I have not written; because it was better not; because there was nothing pleasant that I could write. Things go much against me, without and within. Things great and small, an accumulation of painful things, have come upon me in late times,—have crushed me quite low indeed; and admonished me to go into the corner and say nothing, till I had seen a little better. There I still sit; unwilling to make complaints, unable to do much else; and pretty faithful only to one duty, that of keeping well apart from all mortals, and consuming my own smoke—so much as possible.

We did not get to Addiscombe; alas, no: Heaven opens its gates in vain; if the Other Place have already been too busy with us! I thought once I might at least have got out occasionally on a Saturday, have dined next day on brown bread and milk (whh wd have needed no “cookery”), and come home refreshed from the green solitudes on Monday morning: but even this I have not done; such were the weaknesses, such the impediments, too heavy for the worn-out soul. Perhaps it is almost just as well? I have one thing fixed deep into my mind, where so much else is dark and doubtful: that unless I can get a little more work out of myself, there is not any hope for me; no good possible, in this world or the next. “Up thou weakling sluggard!” I have often said to myself: “one effort more, some work while thou art still alive—there is deep enough sleep, and long rest coming, not far off now!” That is excellent doctrine; and I do struggle to fulfil it, here in my garret, with the bad tools I have; unhappily with no great success as yet, indeed with the worst success; tenacity in trying being hitherto my only merit.— On the whole you may pray for me, my Lady; you may, if your heart is in a merciful mood. Perhaps I shall have grown better before you return, at the end of the month? We will hope so. The poisonous heat of the weather, at least, whh is one great evil, is visibly going down.
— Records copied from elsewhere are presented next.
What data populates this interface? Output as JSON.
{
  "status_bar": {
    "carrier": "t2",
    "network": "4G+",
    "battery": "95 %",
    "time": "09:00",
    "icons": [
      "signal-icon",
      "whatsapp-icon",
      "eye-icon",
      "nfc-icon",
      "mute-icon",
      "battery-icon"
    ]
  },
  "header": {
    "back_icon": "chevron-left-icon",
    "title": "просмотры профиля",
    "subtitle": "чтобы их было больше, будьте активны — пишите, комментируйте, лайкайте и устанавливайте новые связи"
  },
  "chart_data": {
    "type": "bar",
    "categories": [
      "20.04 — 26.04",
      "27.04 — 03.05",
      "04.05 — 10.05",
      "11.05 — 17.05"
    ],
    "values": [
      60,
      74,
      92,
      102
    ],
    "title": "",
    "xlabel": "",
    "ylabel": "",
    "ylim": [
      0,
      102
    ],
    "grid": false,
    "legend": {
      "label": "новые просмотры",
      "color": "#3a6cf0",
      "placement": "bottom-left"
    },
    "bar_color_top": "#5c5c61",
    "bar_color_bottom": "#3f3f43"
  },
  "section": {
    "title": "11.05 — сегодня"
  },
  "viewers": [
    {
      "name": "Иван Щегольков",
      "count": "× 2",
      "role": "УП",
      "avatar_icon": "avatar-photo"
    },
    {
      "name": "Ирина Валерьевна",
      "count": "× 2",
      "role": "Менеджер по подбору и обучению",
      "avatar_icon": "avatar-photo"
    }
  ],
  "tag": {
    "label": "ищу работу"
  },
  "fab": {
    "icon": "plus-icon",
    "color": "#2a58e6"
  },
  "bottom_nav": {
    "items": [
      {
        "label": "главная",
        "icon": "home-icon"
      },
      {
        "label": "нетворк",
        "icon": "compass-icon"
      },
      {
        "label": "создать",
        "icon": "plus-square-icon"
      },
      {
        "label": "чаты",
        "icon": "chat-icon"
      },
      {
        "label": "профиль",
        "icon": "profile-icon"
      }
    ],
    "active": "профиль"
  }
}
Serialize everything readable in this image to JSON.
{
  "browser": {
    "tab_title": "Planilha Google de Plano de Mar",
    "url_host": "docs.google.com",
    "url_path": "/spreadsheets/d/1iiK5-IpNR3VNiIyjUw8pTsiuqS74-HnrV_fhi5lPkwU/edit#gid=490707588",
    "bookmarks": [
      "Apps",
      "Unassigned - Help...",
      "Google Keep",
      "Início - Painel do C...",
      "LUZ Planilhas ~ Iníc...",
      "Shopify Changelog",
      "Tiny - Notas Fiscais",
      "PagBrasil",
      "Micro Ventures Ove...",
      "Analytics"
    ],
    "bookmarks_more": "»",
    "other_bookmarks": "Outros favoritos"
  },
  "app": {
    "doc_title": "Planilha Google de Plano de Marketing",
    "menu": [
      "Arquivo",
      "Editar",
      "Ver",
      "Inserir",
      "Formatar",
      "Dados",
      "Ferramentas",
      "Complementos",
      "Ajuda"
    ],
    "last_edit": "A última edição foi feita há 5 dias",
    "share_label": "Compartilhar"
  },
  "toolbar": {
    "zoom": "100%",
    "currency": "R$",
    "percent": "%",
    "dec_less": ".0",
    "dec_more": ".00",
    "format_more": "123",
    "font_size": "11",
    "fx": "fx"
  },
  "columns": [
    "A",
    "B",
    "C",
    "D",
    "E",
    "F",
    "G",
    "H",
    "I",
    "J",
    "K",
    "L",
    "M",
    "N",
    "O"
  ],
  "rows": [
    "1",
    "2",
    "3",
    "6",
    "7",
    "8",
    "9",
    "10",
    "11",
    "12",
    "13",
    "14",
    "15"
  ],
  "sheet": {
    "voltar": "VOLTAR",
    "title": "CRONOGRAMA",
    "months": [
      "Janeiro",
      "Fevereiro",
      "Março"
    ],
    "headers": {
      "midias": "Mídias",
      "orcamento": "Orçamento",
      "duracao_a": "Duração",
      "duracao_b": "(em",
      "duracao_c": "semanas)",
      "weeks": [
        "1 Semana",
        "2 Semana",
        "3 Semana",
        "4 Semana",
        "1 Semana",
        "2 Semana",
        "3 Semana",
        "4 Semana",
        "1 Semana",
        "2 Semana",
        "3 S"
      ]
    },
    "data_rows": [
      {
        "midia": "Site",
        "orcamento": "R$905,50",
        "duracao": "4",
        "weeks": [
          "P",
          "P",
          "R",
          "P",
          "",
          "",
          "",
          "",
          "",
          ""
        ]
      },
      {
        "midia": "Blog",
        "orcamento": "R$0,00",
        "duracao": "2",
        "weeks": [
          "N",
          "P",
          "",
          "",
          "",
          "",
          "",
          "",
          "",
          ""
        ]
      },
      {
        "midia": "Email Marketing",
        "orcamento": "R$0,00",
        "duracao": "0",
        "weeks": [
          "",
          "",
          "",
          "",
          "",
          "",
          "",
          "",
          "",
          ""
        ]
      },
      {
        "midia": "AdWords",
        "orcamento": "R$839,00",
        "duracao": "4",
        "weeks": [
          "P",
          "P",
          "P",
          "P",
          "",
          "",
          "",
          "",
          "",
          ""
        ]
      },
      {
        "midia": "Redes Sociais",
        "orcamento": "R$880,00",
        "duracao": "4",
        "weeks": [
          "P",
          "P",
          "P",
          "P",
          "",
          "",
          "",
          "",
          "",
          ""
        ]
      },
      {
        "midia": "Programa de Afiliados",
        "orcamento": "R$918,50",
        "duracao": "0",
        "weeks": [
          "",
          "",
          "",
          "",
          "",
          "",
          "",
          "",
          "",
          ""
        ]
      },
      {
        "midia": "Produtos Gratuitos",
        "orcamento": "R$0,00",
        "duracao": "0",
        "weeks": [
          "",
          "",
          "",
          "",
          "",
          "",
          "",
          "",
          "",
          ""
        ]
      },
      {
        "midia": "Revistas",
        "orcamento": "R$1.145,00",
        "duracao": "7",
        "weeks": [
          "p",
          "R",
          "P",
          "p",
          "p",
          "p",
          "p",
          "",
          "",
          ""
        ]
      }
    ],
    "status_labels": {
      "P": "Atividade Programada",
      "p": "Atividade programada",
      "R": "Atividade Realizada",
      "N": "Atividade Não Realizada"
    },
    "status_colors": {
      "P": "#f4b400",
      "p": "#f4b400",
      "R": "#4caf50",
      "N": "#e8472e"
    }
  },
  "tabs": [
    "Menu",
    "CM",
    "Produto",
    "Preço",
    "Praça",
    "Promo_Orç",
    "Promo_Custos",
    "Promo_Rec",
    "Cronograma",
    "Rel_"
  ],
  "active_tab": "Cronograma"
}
I had to write to you (or thought of it) about Lord Clarendon, and some admission to the State-Paper Office where I want to look at some small things. But I will not today,—nay why not today? I can write the particulars on another slip of paper, and have them with you. And so adieu for this day. Be prosperous in your fishing;1—be beautiful in this world, and a joy to those that know what is beautiful—as heretofore!—

Ever yours /